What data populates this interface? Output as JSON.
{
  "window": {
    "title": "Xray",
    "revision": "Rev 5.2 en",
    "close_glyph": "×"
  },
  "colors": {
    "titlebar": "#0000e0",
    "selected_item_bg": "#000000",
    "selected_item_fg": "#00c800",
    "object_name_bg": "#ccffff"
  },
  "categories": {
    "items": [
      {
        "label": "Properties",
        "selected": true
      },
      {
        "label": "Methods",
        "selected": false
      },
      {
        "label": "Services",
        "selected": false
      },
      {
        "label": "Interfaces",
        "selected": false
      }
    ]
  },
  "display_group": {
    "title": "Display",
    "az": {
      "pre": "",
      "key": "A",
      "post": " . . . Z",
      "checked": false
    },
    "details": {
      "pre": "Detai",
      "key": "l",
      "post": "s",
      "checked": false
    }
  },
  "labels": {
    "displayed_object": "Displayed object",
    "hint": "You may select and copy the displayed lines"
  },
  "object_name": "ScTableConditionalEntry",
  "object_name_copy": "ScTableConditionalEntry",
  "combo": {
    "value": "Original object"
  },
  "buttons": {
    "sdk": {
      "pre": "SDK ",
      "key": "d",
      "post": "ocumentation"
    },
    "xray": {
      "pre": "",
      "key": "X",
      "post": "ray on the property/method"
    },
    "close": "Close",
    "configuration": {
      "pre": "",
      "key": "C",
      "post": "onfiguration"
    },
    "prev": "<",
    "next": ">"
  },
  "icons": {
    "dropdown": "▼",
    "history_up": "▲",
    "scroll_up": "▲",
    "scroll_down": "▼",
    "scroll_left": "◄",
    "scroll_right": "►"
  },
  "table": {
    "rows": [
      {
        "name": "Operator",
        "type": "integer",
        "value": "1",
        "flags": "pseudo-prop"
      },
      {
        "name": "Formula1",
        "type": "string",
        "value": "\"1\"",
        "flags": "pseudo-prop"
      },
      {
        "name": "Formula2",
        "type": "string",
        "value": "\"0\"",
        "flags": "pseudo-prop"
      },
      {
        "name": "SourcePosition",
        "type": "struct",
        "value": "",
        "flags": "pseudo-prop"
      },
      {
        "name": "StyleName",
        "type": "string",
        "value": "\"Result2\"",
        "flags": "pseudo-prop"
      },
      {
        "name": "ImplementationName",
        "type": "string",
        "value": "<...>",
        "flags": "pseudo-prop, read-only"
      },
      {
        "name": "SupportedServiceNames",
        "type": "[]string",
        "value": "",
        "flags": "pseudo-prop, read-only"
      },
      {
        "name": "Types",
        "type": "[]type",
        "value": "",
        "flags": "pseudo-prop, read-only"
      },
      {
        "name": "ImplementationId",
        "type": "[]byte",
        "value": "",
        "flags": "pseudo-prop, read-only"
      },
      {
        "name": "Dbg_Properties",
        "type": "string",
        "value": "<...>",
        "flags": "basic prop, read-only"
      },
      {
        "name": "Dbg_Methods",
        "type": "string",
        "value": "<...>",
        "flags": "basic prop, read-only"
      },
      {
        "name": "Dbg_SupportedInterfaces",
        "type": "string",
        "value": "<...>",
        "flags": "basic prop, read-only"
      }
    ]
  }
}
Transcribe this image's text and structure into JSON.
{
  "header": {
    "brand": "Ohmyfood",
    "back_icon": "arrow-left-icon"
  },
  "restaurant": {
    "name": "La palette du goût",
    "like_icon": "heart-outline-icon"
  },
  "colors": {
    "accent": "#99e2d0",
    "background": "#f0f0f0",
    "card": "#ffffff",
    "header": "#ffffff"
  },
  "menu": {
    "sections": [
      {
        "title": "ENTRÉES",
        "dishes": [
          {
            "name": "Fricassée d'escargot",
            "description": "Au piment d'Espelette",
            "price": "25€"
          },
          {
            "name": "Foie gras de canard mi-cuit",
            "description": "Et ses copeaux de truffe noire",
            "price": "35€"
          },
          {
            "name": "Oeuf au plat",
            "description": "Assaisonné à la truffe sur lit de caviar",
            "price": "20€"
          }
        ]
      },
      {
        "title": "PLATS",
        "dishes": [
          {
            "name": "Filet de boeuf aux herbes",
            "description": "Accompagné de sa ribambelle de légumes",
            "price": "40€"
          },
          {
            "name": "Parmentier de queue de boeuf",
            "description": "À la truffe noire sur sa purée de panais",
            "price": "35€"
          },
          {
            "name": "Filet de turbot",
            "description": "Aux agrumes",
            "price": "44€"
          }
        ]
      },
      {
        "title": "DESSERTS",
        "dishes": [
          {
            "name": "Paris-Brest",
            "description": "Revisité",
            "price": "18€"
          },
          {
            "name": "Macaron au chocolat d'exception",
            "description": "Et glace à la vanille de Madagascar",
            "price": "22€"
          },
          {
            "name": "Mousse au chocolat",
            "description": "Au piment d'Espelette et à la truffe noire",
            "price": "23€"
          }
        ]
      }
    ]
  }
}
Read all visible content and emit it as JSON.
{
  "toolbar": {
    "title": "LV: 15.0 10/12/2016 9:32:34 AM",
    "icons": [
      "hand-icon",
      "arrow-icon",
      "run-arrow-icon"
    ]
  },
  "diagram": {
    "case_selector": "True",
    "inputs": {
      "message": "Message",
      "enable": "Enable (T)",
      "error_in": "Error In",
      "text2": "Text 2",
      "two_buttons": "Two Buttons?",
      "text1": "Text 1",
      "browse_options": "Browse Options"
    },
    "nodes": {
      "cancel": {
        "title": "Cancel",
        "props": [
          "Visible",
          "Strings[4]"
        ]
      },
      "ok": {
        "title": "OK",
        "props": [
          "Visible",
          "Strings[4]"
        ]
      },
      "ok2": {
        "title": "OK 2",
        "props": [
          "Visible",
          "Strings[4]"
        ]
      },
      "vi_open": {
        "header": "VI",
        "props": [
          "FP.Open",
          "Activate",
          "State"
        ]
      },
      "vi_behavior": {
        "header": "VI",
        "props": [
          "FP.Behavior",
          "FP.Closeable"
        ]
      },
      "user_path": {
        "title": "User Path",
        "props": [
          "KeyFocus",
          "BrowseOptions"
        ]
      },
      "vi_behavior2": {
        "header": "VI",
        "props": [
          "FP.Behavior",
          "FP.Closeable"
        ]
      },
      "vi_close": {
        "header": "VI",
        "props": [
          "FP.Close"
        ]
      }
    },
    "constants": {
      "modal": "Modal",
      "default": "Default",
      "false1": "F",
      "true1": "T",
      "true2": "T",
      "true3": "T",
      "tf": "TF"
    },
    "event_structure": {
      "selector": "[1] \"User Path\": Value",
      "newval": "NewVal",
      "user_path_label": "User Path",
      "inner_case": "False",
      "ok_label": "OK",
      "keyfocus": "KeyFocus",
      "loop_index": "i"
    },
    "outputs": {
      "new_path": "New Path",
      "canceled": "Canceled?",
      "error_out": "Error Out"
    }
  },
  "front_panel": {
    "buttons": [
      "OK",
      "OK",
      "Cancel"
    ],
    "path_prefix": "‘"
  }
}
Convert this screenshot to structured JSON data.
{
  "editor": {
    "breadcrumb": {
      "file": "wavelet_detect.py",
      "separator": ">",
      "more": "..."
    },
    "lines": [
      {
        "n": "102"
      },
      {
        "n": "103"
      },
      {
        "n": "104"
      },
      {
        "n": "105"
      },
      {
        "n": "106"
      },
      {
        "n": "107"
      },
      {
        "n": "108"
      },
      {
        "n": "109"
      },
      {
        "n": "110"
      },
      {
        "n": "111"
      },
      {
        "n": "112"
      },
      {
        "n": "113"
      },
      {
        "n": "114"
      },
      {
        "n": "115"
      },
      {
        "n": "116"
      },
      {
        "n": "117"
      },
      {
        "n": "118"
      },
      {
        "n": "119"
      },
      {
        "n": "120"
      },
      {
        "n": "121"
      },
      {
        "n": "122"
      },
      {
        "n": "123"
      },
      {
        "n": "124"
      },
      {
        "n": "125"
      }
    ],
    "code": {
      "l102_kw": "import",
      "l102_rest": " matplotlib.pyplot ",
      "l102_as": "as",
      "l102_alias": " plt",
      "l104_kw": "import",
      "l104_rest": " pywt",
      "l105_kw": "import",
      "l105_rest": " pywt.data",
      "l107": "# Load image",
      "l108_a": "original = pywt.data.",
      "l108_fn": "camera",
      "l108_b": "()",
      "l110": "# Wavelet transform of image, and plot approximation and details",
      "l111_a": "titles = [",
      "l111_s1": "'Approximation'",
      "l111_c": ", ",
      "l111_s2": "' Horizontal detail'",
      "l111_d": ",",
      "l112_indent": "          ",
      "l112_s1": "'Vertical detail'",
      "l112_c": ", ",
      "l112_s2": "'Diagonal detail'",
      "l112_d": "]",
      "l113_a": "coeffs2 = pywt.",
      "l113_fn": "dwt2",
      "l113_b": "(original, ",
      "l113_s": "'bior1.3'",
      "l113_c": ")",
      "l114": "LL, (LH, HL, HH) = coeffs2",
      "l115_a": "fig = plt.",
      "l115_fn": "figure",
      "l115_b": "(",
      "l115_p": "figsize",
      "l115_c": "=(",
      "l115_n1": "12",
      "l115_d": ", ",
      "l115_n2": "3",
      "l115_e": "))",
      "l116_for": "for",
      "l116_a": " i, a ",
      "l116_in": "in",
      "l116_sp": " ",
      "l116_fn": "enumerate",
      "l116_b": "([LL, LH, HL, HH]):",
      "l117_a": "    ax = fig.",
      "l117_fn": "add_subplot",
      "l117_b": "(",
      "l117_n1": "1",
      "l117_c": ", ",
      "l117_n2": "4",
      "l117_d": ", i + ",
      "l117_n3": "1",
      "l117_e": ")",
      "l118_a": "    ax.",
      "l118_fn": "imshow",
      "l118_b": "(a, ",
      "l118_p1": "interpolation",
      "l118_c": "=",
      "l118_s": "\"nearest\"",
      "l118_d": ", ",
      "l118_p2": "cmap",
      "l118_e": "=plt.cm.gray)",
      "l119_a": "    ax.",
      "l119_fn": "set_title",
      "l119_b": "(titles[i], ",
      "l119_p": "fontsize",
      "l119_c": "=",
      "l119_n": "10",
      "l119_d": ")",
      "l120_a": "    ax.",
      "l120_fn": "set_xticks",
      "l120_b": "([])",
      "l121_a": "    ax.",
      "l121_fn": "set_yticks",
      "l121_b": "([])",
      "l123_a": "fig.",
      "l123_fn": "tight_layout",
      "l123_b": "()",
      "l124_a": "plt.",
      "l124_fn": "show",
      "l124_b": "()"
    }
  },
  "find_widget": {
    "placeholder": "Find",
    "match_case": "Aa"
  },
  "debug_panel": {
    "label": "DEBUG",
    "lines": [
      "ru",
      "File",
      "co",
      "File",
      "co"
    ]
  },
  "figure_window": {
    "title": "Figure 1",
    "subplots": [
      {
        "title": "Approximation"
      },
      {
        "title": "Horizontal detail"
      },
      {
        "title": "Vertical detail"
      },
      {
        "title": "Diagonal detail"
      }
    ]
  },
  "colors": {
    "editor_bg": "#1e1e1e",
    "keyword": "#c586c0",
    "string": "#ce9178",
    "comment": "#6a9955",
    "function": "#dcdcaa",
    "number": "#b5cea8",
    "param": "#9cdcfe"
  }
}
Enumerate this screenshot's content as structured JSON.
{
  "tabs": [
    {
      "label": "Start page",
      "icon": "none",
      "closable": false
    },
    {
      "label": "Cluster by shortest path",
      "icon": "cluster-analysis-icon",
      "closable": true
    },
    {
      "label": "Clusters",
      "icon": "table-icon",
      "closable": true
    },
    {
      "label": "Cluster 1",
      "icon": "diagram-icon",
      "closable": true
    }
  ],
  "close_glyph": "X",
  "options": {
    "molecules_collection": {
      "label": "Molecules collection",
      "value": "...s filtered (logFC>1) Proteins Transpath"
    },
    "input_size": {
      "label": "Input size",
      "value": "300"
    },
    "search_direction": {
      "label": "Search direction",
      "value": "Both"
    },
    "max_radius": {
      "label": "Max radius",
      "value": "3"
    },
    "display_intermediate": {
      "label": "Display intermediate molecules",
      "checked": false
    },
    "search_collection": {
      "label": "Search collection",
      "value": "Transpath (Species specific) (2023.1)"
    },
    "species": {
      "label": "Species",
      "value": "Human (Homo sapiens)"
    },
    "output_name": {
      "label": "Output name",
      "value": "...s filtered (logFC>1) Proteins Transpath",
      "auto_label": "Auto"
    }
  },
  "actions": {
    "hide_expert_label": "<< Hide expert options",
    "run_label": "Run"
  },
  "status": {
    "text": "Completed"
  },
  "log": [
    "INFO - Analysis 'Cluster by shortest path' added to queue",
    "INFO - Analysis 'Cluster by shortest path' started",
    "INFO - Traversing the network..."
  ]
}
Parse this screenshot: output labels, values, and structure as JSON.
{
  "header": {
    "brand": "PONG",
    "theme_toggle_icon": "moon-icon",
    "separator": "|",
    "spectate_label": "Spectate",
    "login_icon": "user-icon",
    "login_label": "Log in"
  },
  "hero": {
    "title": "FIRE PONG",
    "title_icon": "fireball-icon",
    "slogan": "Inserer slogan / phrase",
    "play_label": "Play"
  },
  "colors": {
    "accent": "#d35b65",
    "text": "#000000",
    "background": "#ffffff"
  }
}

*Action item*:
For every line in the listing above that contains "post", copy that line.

*Exercise solution*:
      "post": " . . . Z",
      "post": "s",
      "post": "ocumentation"
      "post": "ray on the property/method"
      "post": "onfiguration"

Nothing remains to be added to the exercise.